• [Activity]: Return the lines below that contain "JSON".

=-=-=-=-=

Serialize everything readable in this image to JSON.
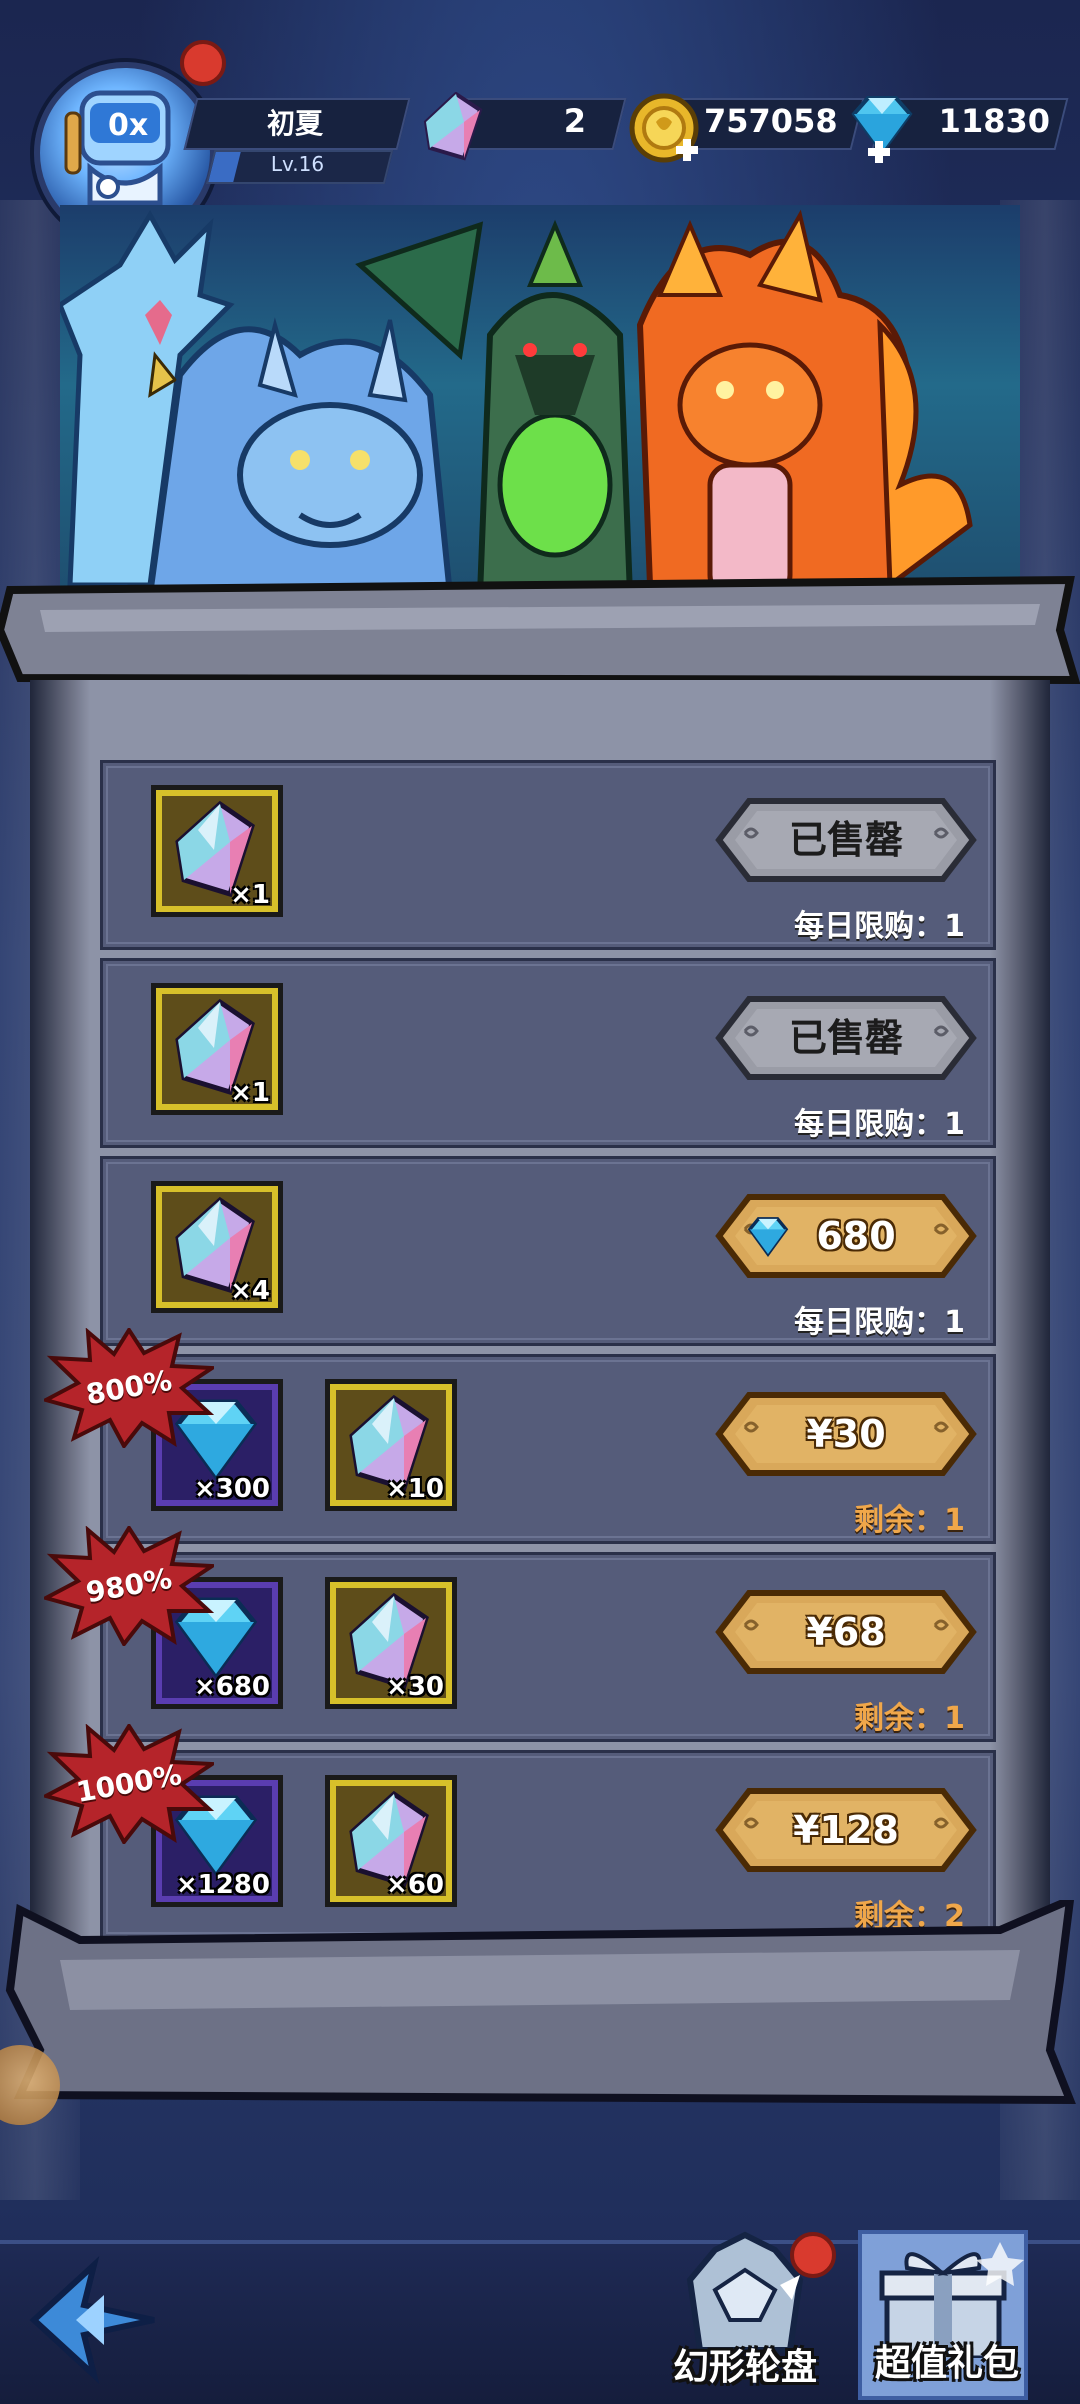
{
  "player": {
    "name": "初夏",
    "level": "Lv.16",
    "level_progress": 0.14
  },
  "resources": {
    "crystal": {
      "icon": "crystal-icon",
      "value": "2"
    },
    "gold": {
      "icon": "gold-coin-plus-icon",
      "value": "757058"
    },
    "diamond": {
      "icon": "diamond-plus-icon",
      "value": "11830"
    }
  },
  "shop": {
    "rows": [
      {
        "items": [
          {
            "icon": "crystal-icon",
            "qty": "×1"
          }
        ],
        "button": "已售罄",
        "button_type": "sold_out",
        "limit": "每日限购：1"
      },
      {
        "items": [
          {
            "icon": "crystal-icon",
            "qty": "×1"
          }
        ],
        "button": "已售罄",
        "button_type": "sold_out",
        "limit": "每日限购：1"
      },
      {
        "items": [
          {
            "icon": "crystal-icon",
            "qty": "×4"
          }
        ],
        "button": "680",
        "button_type": "diamond",
        "limit": "每日限购：1"
      },
      {
        "badge": "800%",
        "items": [
          {
            "icon": "diamond-icon",
            "qty": "×300"
          },
          {
            "icon": "crystal-icon",
            "qty": "×10"
          }
        ],
        "button": "¥30",
        "button_type": "cash",
        "limit": "剩余：1"
      },
      {
        "badge": "980%",
        "items": [
          {
            "icon": "diamond-icon",
            "qty": "×680"
          },
          {
            "icon": "crystal-icon",
            "qty": "×30"
          }
        ],
        "button": "¥68",
        "button_type": "cash",
        "limit": "剩余：1"
      },
      {
        "badge": "1000%",
        "items": [
          {
            "icon": "diamond-icon",
            "qty": "×1280"
          },
          {
            "icon": "crystal-icon",
            "qty": "×60"
          }
        ],
        "button": "¥128",
        "button_type": "cash",
        "limit": "剩余：2"
      }
    ]
  },
  "nav": {
    "wheel_label": "幻形轮盘",
    "gift_label": "超值礼包"
  },
  "colors": {
    "accent_gold": "#d9a85a",
    "sold_out_grey": "#9a9ca6",
    "badge_red": "#b5242a",
    "remain_orange": "#f0a74a"
  }
}
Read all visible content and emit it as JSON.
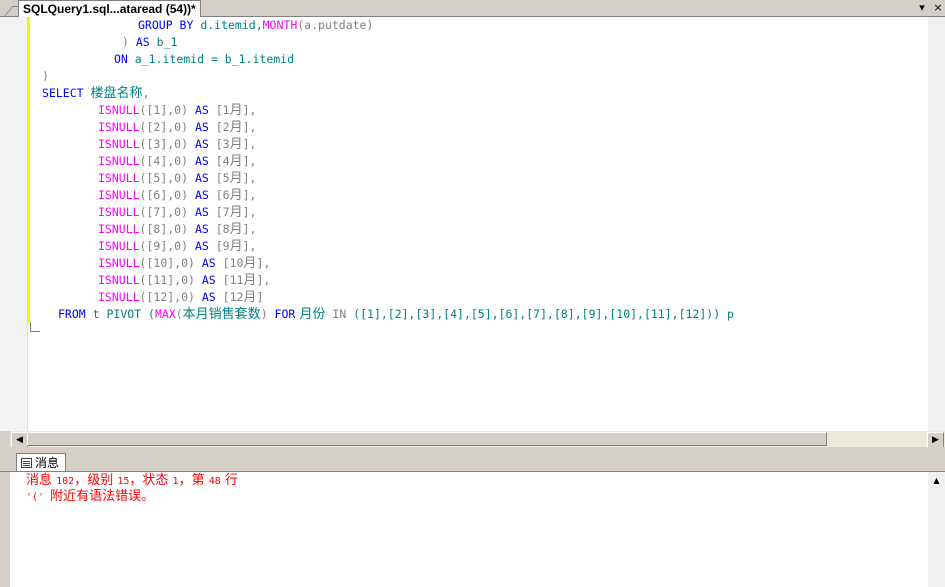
{
  "tab": {
    "title": "SQLQuery1.sql...ataread (54))*"
  },
  "tab_buttons": {
    "pin": "▾",
    "close": "×"
  },
  "code": {
    "l1": {
      "a": "GROUP BY ",
      "b": "d.itemid,",
      "c": "MONTH",
      "d": "(a.putdate)"
    },
    "l2": {
      "a": ") ",
      "b": "AS",
      "c": " b_1"
    },
    "l3": {
      "a": "ON",
      "b": " a_1.itemid = b_1.itemid"
    },
    "l4": ")",
    "l5": {
      "a": "SELECT",
      "b": "楼盘名称",
      "c": ","
    },
    "isnull_rows": [
      {
        "fn": "ISNULL",
        "args": "([1],0) ",
        "as": "AS",
        "open": " [1",
        "month": "月",
        "end": "],"
      },
      {
        "fn": "ISNULL",
        "args": "([2],0) ",
        "as": "AS",
        "open": " [2",
        "month": "月",
        "end": "],"
      },
      {
        "fn": "ISNULL",
        "args": "([3],0) ",
        "as": "AS",
        "open": " [3",
        "month": "月",
        "end": "],"
      },
      {
        "fn": "ISNULL",
        "args": "([4],0) ",
        "as": "AS",
        "open": " [4",
        "month": "月",
        "end": "],"
      },
      {
        "fn": "ISNULL",
        "args": "([5],0) ",
        "as": "AS",
        "open": " [5",
        "month": "月",
        "end": "],"
      },
      {
        "fn": "ISNULL",
        "args": "([6],0) ",
        "as": "AS",
        "open": " [6",
        "month": "月",
        "end": "],"
      },
      {
        "fn": "ISNULL",
        "args": "([7],0) ",
        "as": "AS",
        "open": " [7",
        "month": "月",
        "end": "],"
      },
      {
        "fn": "ISNULL",
        "args": "([8],0) ",
        "as": "AS",
        "open": " [8",
        "month": "月",
        "end": "],"
      },
      {
        "fn": "ISNULL",
        "args": "([9],0) ",
        "as": "AS",
        "open": " [9",
        "month": "月",
        "end": "],"
      },
      {
        "fn": "ISNULL",
        "args": "([10],0) ",
        "as": "AS",
        "open": " [10",
        "month": "月",
        "end": "],"
      },
      {
        "fn": "ISNULL",
        "args": "([11],0) ",
        "as": "AS",
        "open": " [11",
        "month": "月",
        "end": "],"
      },
      {
        "fn": "ISNULL",
        "args": "([12],0) ",
        "as": "AS",
        "open": " [12",
        "month": "月",
        "end": "]"
      }
    ],
    "last": {
      "from": "FROM",
      "t": " t PIVOT (",
      "max": "MAX",
      "paren": "(",
      "col": "本月销售套数",
      "close": ") ",
      "for": "FOR",
      "yue": " 月份",
      "in": " IN",
      "list": " ([1],[2],[3],[4],[5],[6],[7],[8],[9],[10],[11],[12])) p"
    }
  },
  "results_tab": {
    "label": "消息"
  },
  "messages": {
    "line1": {
      "a": "消息 ",
      "n1": "102",
      "b": "，级别 ",
      "n2": "15",
      "c": "，状态 ",
      "n3": "1",
      "d": "，第 ",
      "n4": "48",
      "e": " 行"
    },
    "line2": {
      "a": "'(' ",
      "b": "附近有语法错误。"
    }
  },
  "colors": {
    "keyword": "#0000ff",
    "function": "#ff00ff",
    "identifier": "#008080",
    "operator": "#808080",
    "error": "#ff0000",
    "changebar": "#fff200"
  }
}
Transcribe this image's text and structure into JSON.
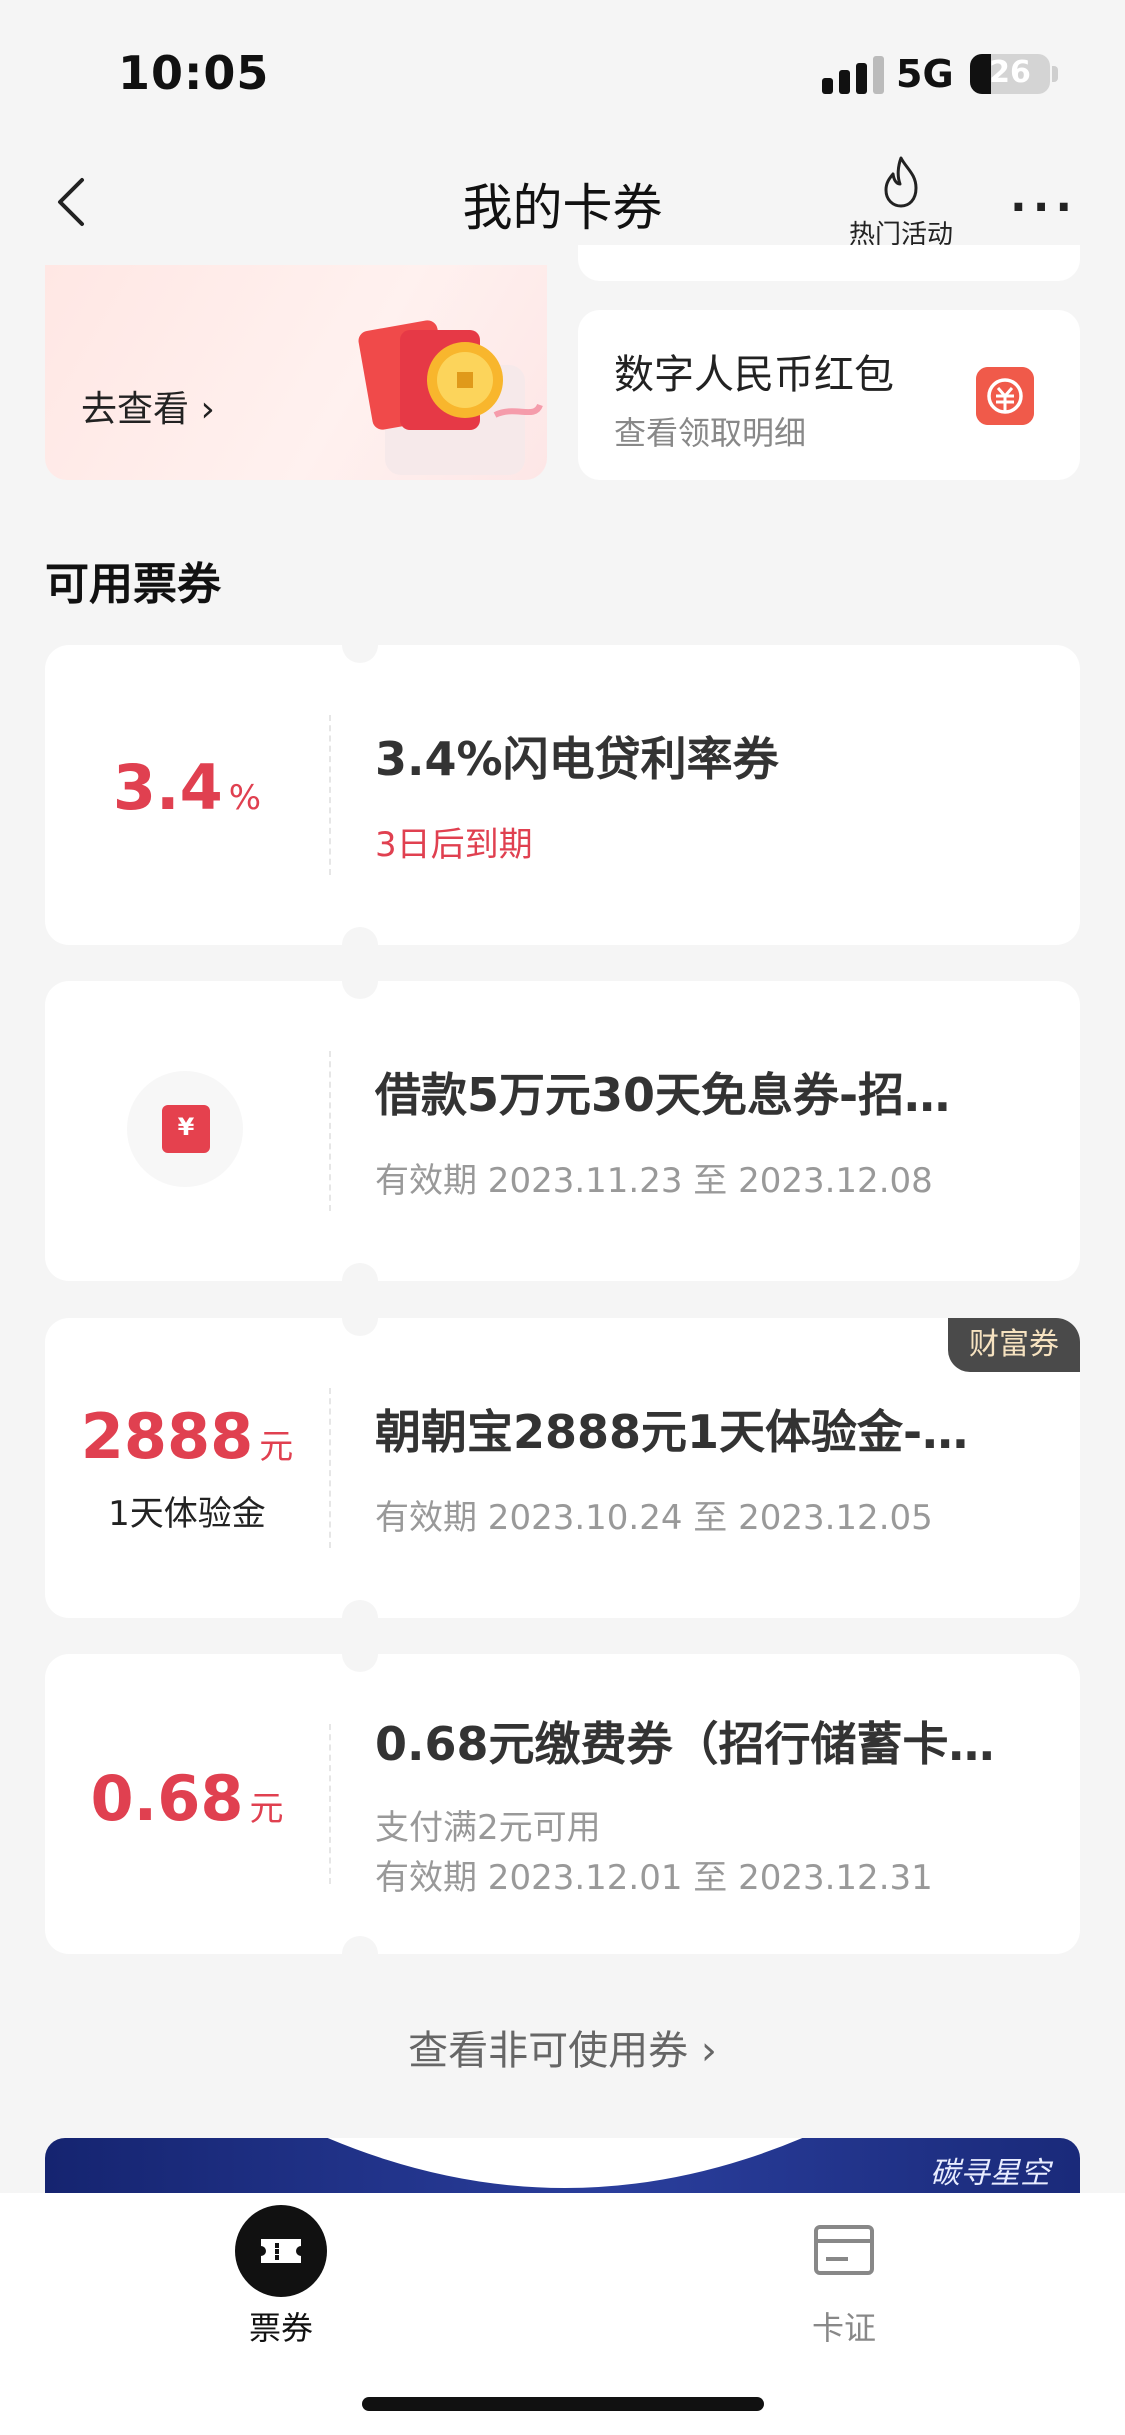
{
  "status_bar": {
    "time": "10:05",
    "network": "5G",
    "battery": "26"
  },
  "nav": {
    "title": "我的卡券",
    "hot_label": "热门活动"
  },
  "banner": {
    "link_label": "去查看 ›"
  },
  "digital_rmb": {
    "title": "数字人民币红包",
    "subtitle": "查看领取明细"
  },
  "section_title": "可用票券",
  "coupons": [
    {
      "value": "3.4",
      "unit": "%",
      "title": "3.4%闪电贷利率券",
      "expiry_note": "3日后到期"
    },
    {
      "title": "借款5万元30天免息券-招…",
      "validity": "有效期 2023.11.23 至 2023.12.08",
      "icon_symbol": "¥"
    },
    {
      "value": "2888",
      "unit": "元",
      "sub": "1天体验金",
      "tag": "财富券",
      "title": "朝朝宝2888元1天体验金-…",
      "validity": "有效期 2023.10.24 至 2023.12.05"
    },
    {
      "value": "0.68",
      "unit": "元",
      "title": "0.68元缴费券（招行储蓄卡…",
      "condition": "支付满2元可用",
      "validity": "有效期 2023.12.01 至 2023.12.31"
    }
  ],
  "view_invalid": "查看非可使用券 ›",
  "promo_text": "碳寻星空",
  "tabs": [
    {
      "label": "票券",
      "active": true
    },
    {
      "label": "卡证",
      "active": false
    }
  ],
  "colors": {
    "accent": "#e04050",
    "background": "#f5f5f5"
  }
}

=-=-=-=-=

• [Result of the task]:
Serialize everything readable in this image to JSON.
Read all visible content and emit it as JSON.
Transcribe this image's text and structure into JSON.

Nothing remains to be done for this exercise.